**About this task**
Filter the records for "Ferreira" and keep each line that has it.

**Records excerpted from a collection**
________________________

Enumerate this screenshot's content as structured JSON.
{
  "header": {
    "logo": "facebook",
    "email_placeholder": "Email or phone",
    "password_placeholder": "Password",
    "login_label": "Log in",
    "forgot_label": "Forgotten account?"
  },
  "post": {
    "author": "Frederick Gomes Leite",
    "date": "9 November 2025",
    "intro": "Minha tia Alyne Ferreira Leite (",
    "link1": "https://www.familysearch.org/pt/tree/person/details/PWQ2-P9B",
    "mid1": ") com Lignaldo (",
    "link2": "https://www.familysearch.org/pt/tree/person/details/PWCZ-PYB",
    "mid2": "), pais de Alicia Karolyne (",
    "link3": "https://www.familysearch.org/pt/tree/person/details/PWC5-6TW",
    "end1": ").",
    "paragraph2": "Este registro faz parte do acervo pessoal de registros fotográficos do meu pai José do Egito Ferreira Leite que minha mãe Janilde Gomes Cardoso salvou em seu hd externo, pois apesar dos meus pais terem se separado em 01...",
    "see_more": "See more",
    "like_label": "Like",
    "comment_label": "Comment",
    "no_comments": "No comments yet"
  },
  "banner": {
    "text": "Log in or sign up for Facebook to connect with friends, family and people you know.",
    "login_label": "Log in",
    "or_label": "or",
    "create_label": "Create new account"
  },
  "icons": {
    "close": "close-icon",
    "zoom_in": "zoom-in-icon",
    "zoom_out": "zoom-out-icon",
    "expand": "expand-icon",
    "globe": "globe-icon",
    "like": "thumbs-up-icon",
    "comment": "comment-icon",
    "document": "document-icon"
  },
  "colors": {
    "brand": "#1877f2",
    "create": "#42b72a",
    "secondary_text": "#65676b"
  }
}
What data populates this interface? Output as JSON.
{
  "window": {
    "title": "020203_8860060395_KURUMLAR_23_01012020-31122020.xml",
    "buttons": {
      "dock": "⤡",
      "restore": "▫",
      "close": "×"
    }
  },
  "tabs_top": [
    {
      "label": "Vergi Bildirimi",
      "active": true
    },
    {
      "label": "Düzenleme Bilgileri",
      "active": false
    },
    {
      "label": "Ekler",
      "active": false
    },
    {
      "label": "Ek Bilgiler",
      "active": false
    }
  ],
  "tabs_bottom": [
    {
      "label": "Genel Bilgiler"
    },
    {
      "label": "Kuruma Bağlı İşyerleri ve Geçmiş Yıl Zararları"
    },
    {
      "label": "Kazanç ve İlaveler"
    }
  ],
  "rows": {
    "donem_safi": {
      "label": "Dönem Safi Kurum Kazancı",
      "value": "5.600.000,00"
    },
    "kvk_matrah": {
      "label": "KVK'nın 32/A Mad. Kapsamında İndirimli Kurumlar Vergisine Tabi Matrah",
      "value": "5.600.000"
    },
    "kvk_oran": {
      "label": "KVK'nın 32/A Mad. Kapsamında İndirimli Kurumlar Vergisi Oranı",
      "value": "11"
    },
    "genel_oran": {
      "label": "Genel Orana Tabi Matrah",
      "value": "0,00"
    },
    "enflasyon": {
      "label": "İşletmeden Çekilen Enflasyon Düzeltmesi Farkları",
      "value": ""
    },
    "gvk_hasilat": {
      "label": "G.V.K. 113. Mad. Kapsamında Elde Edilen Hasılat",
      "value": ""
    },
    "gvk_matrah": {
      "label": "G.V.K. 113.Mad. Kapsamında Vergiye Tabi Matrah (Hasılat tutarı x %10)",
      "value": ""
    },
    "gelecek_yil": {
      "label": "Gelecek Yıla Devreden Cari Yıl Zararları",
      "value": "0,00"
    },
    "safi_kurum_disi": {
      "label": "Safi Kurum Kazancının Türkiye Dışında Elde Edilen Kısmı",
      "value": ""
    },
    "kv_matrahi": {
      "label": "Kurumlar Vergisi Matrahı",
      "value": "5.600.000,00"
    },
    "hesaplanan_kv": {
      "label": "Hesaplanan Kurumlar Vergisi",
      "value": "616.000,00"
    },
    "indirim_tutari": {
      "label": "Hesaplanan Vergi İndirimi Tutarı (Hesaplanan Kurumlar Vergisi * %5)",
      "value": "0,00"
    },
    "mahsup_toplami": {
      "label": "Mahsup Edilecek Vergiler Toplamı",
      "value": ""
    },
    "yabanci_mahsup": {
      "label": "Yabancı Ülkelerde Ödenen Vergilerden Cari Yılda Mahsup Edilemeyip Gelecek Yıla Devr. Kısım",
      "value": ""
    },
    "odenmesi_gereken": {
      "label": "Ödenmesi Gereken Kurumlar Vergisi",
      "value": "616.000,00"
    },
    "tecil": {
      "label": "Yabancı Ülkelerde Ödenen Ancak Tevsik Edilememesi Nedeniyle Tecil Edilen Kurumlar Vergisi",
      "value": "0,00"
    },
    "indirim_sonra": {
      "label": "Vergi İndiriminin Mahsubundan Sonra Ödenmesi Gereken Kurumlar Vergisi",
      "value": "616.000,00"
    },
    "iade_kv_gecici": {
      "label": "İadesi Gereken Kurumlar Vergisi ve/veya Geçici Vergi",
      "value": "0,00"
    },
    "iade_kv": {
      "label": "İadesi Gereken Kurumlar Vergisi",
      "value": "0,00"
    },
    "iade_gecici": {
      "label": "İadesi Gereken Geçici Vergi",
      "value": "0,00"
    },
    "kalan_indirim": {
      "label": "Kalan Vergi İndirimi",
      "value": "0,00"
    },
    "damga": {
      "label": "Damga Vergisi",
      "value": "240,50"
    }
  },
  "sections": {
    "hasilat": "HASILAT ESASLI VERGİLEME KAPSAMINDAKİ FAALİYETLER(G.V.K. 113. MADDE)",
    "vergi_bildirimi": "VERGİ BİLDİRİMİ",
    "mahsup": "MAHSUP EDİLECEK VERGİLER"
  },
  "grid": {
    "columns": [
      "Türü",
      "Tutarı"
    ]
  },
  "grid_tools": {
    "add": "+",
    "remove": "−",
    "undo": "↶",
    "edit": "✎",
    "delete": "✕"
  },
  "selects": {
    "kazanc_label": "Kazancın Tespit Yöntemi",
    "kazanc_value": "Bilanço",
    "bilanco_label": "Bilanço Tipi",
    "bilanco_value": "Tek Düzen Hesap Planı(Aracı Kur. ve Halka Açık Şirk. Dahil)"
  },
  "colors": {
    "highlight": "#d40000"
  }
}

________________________

**Task response**
    "intro": "Minha tia Alyne Ferreira Leite (",
    "paragraph2": "Este registro faz parte do acervo pessoal de registros fotográficos do meu pai José do Egito Ferreira Leite que minha mãe Janilde Gomes Cardoso salvou em seu hd externo, pois apesar dos meus pais terem se separado em 01...",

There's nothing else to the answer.